Can you really find recycled organs at a garage sale?
Many people who have a recycled organ have a transplanted heart, lung or liver. Maddy Harford took the idea more literally and found a recycled organ of the musical variety! ‘It’s a beauty,’ she says, ‘It’s got two keyboards, foot pedals and a lot of stops; just what my son wanted to practice on. I got it for $40 at a garage sale in Wonthaggi.’
Maddy is a fan of a very important aspect of recycling – reuse, finding a use for something that might have otherwise ended up in landfill. For her, one of the most important pages in the Sentinel-Times each week is the one listing the weekend’s garage sales. Maddy is also a fan of op shops and, of course, e-bay. When she was having a house built recently she saved a good deal of money, as well as having a lot of fun and excitement, chasing things down on e-bay. For example, most of the doors in her new house were purchased on line (‘Perfectly good, solid timber; 12 for $220’) from someone who was upgrading to the latest fashion. But her prize purchase is the kitchen. She watched carefully till one with the right dimensions came along – and then she pounced! She is now the proud owner of a good as new kitchen with floor and wall cupboards, cook top, sink, wall oven and dishwashwasher for the princely sum of $1800.
Remember for every item you buy this way, you are saving the energy, water and resources that would be required to make a new item. You’re not only saving money, you’re doing your bit to help the environment.
Is it a load of rubbish or a piece of art? (It may depend on how creative you are)
If you’ve got a creative mind, like Pauline Grotto, what might appear like a load of rubbish to many people becomes the material for a work of art. Pauline, who recently was awarded the Gippsland Sustainability Festival’s art award, finds her material at the tip, lying around on farms and washed up on the beach. Instead of adding rubbish to landfill, Pauline adds beauty to the landscape.
Even if you’re not an artist like Pauline there might be something you can do with ‘cast offs’. From simply using old jars as storage containers to restyling clothes or rebuilding an engine. What is possible is only limited by our imaginations.
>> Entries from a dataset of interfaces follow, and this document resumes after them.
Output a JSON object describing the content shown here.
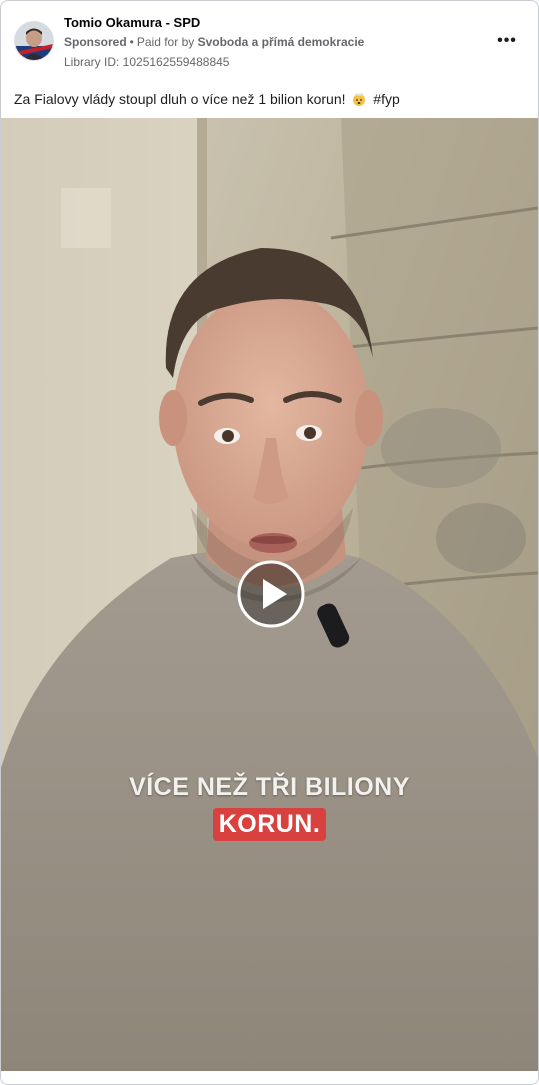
{
  "post": {
    "page_name": "Tomio Okamura - SPD",
    "sponsored_label": "Sponsored",
    "dot": "•",
    "paid_for_by_prefix": "Paid for by",
    "paid_for_by_name": "Svoboda a přímá demokracie",
    "library_id": "Library ID: 1025162559488845",
    "more_icon": "more-horizontal-icon",
    "caption_before_emoji": "Za Fialovy vlády stoupl dluh o více než 1 bilion korun!",
    "caption_emoji": "exploding-head-emoji",
    "caption_hashtag": "#fyp"
  },
  "video": {
    "overlay_line1": "VÍCE NEŽ TŘI BILIONY",
    "overlay_line2": "KORUN.",
    "play_icon": "play-icon",
    "highlight_color": "#d9413f"
  },
  "colors": {
    "border": "#c9ccd1",
    "secondary_text": "#65676b",
    "primary_text": "#1c1e21"
  }
}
Pauline is seen with her sculpture of a grass tree which is made from old beads, pieces of wire and driftwood. In the background, the ladder is next to her new studio, which, appropriately enough is being made from recycled material!